This Month's Print Issue

Follow Fast Company

We’ll come to you.

1 minute read

Petridish Lets You Participate In Cutting Edge Scientific Research

There isn’t enough institutional money to fund all the crazy scientists in the world. But with this new Kickstarter for science, you can add your financial support to whatever experiments you want.

Finding the funding for science research can be harrowing. Scientists face long waits, grueling proposal requirements, and an acceptance rate that tops out at about 20% for funding from the National Science Foundation, among the most prestigious funding agencies.

This leaves plenty of potentially valuable science with nowhere to go. That’s the need targeted by Petridish, a for-profit organization dedicated to crowdfunding the worthy experiments that are not getting sufficient dollars from the powers controlling the purse strings of science funding.

The online funding platform allows scientists to post their projects online and solicit funding from backers anywhere on the Internet. It’s a Kickstarter for the geek set. So far, Petridish is attracting everyone from graduate students to Nobel Prize winners. Its portfolio is expanding every day: a few dozen projects have been listed and several have been funded such as the expedition to discover ant species in Madagascar and a project to document cultures threatened by climate change.

That, says Matt Salzberg, the CEO and founder of Petridish, is just the beginning. "Our hope is that we’re fundamentally democratizing the way science is done by allowing people to choose what research they want to be done rather than a review board somewhere," he says. "I personally think it can be bigger than Kickstarter."

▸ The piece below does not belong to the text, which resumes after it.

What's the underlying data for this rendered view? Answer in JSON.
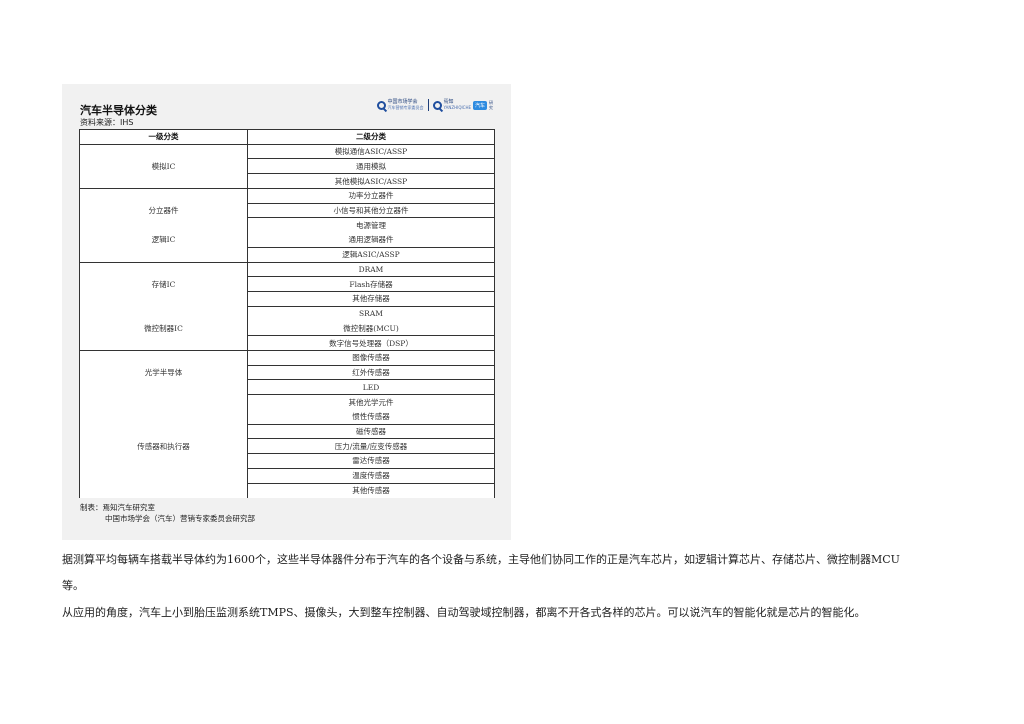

The projects that fare best so far tend to have an active community of enthusiasts, and a good story to tell: anthropology, biology, ecology, and astronomy are all proving to be crowd pleasers. Although most are funded for about $20,000, one of the most popular was the search for exo-moons, stony satellites of planets outside our own solar system. David Kipping of Harvard University raised more than $12,000 to secure a super-computer that will crunch the Kepler telescope data holding the secrets to moons in distant solar systems. If he finds anything, there will be a lot of people to thank.